▽

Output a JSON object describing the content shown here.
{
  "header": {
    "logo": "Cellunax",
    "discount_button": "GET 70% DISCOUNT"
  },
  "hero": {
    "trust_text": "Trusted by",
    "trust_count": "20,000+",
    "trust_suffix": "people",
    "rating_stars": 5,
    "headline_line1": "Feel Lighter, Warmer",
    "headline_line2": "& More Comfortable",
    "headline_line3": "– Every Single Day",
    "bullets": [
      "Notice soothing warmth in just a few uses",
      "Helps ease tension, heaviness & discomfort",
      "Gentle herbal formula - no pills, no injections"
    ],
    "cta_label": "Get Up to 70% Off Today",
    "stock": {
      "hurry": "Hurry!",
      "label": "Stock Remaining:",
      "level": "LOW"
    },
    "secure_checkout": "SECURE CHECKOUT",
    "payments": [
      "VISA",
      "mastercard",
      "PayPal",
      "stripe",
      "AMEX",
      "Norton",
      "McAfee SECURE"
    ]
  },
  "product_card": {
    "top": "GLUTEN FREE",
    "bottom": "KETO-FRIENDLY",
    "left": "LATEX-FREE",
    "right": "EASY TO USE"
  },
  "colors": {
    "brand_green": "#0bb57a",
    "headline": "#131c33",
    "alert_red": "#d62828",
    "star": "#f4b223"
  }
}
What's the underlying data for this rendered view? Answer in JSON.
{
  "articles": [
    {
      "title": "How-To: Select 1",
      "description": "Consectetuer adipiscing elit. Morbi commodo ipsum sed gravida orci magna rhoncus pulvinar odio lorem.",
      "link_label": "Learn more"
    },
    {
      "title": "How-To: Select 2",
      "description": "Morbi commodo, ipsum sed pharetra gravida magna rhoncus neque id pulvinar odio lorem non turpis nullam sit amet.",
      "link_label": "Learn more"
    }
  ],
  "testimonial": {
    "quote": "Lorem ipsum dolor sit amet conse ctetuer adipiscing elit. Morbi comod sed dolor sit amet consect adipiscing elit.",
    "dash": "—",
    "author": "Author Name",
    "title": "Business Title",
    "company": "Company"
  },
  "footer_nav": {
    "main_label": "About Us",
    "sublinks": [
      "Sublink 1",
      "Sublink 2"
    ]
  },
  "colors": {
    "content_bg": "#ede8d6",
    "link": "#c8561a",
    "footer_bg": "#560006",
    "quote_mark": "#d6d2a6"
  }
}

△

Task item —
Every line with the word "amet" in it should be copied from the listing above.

Exercise result —
      "description": "Morbi commodo, ipsum sed pharetra gravida magna rhoncus neque id pulvinar odio lorem non turpis nullam sit amet.",
    "quote": "Lorem ipsum dolor sit amet conse ctetuer adipiscing elit. Morbi comod sed dolor sit amet consect adipiscing elit.",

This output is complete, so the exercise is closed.